- On Friday, December 13, when most of those loads were still at full scale operation, peak demand only reached 4,800 MW. This indicates that a strong push for both building efficiency and cooling system efficiency/demand response would have a significant impact on peak demand.
- Milan is hotter than Melbourne in summer yet peak demand per person in Italy is roughly half that of Victoria.
- The system survived near record demand, (after allowing for the reduction of industrial demand in the last 10 years) even when 20-35% of the dispatchable generation/interconnectors were unavailable, how much more security do you want?
- By next summer there will be another 600 MW of solar and about 1,800 MW of wind, and 50-100 MW of storage further reducing reliance on thermal generation.
- The addition of new conventional power sources would make little difference to customer experience, because even another 1,000 MW of conventional capacity would have reduced average lost time in Victoria in 2019 by less than 3 minutes.
- There is a real possibility that the peak price suppression effects of 220 MW new gas capacity proposed for Victoria combined with increasing renewable output will reduce the annual profits of coal plants by enough to make continued operation of one or even two units at Yallourn uneconomical within the next 3-4 years, thus actually reducing dispatchable capacity.
- Transmission issues from the north and west of the state need to be resolved, this may by new links or by storage at both ends of the existing lines or just replacing the existing conductors and transformers or even just better understanding of stability issues.
- There are many techniques for improving stability of inverter-based networks which have not yet been fully proven but which appear to have far better response rates than traditional, inertia/governor systems on gas and steam turbines.
- As more confidence is built in these techniques, which can be implemented quite quickly, minimum output from wind and solar plants will rise, further improving system resilience.
- Continued additions of high capacity factor wind turbines and east/west or tracking solar will shorten the periods of low renewable supply and increase minimum renewable output faster than the nominal increase in capacity.
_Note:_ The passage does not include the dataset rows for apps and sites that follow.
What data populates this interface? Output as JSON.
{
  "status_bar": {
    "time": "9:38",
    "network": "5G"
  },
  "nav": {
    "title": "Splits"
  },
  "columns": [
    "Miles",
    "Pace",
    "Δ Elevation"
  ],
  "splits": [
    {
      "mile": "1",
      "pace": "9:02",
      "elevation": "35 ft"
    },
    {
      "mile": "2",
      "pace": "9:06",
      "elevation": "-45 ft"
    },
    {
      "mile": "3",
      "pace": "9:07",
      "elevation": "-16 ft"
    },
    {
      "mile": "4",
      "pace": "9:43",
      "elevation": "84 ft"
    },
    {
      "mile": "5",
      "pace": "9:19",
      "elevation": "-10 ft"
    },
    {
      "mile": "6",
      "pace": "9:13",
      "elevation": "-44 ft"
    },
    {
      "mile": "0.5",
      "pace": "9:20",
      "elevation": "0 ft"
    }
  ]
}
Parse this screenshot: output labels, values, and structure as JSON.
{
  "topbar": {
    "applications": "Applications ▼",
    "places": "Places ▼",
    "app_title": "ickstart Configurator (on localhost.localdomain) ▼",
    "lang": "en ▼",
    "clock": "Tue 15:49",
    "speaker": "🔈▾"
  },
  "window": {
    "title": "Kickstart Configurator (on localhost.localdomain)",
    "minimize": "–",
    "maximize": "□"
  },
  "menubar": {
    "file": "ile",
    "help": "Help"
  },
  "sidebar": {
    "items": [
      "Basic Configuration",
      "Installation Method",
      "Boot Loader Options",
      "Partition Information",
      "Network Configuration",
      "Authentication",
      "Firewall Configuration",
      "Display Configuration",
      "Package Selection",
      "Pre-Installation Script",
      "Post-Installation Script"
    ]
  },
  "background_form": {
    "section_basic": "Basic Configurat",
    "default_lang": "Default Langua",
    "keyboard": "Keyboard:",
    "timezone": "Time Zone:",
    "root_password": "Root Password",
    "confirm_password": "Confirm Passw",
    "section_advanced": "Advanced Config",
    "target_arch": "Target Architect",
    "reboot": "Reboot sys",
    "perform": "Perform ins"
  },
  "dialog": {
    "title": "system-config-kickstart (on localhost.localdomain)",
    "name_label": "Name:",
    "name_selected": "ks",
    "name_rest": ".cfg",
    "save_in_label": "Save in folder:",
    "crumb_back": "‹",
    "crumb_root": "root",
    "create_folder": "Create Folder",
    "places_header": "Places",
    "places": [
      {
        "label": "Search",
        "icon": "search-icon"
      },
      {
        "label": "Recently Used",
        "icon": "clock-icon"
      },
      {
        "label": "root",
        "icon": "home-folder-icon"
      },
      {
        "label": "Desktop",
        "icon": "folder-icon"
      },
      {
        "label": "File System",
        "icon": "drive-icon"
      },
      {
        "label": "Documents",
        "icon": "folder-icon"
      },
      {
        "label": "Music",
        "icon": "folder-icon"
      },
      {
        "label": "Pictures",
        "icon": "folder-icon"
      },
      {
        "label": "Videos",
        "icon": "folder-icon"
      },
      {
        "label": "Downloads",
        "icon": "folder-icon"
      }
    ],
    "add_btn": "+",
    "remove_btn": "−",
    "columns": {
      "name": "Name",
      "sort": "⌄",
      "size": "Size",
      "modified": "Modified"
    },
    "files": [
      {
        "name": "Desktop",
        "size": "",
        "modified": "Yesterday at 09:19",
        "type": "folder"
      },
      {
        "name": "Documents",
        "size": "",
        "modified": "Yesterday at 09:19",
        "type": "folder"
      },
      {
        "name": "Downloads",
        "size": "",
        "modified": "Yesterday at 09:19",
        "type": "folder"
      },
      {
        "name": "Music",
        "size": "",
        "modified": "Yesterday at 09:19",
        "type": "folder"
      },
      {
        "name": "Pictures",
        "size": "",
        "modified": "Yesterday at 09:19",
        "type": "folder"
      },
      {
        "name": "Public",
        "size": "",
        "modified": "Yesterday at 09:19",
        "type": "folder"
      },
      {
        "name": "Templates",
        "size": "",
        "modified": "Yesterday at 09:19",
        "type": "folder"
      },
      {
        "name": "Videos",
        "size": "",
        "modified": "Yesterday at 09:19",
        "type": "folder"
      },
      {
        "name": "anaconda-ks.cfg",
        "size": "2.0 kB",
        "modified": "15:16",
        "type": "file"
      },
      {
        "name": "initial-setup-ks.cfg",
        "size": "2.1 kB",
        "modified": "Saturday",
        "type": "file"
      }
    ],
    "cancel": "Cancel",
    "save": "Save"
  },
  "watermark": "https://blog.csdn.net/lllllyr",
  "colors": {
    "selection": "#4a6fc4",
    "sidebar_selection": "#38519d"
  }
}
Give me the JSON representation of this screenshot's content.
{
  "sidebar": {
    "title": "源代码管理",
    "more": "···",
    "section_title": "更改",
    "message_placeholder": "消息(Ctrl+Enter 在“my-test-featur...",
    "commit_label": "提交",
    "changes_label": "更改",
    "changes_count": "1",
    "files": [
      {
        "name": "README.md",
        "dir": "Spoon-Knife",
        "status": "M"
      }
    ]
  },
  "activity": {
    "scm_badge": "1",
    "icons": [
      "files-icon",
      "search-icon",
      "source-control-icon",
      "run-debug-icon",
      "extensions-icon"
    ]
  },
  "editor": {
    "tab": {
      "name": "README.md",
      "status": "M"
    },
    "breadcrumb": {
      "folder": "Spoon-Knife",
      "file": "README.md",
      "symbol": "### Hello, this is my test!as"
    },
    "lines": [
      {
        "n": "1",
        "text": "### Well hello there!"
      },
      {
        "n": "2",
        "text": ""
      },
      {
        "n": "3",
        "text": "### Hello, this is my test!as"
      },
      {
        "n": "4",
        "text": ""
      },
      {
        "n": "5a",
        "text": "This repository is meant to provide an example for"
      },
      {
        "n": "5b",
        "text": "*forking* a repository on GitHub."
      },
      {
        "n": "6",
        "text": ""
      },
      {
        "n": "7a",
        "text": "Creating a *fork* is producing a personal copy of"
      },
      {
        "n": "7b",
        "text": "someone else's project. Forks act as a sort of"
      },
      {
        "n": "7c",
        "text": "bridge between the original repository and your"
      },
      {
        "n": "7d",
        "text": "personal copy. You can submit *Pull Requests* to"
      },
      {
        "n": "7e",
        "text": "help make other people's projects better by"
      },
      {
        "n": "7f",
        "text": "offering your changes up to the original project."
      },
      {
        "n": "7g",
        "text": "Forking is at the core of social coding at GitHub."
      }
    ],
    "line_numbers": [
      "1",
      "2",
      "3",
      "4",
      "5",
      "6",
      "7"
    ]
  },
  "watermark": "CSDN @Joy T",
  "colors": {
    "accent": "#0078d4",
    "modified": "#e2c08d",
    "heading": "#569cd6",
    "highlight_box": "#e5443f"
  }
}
Example, Coonooer Bridge farm generates above 50% of capacity for twice as many hours per year as McArthur.
- At 6 pm on January13, large scale output -mostly tracking types were still at 60% of peak output whereas rooftop solar had fallen to 38%
The only substantial risk is a short-term simultaneous loss of at least 30-35% of coal, gas and interconnector capacity on a very high demand day. There is no period in Victoria’s history even with Hazelwood and Anglesea open, where a loss of supply of that magnitude would not have caused severe blackouts.
However, due to the demonstrated unreliability of those assets recently, such a failure is possible but unlikely. But even that risk is being ameliorated by the month as more renewables come online and power system management improves.
This is not to suggest that there is not a lot of work to be done as the power system transitions, but simply to state that we are not at panic stations and the transition is manageable. After all, the UK went from 43% coal in 2012 to 2% last year, while nuclear also declined.
Germany, with far less diverse grid less wind and sunlight, already generates more energy from wind and solar than the entire production from all sources in Australia, and this year it will reach almost 50% renewables.
The transition can be managed.
In our case an indirect indicator of the adequacy of the system is the rapid fall in Victorian spot prices from $91/MWh in December 2018 to $61 in December 2019 and from $146 in January 2019 to $83 so far this January [i] .
In conclusion, the Victorian grid is already much more resilient that most commentators claim or foresaw.
The ongoing additions of wind, solar and small amounts of storage and minor strengthening of transmission and improvement in operating procedures will only further improve the system.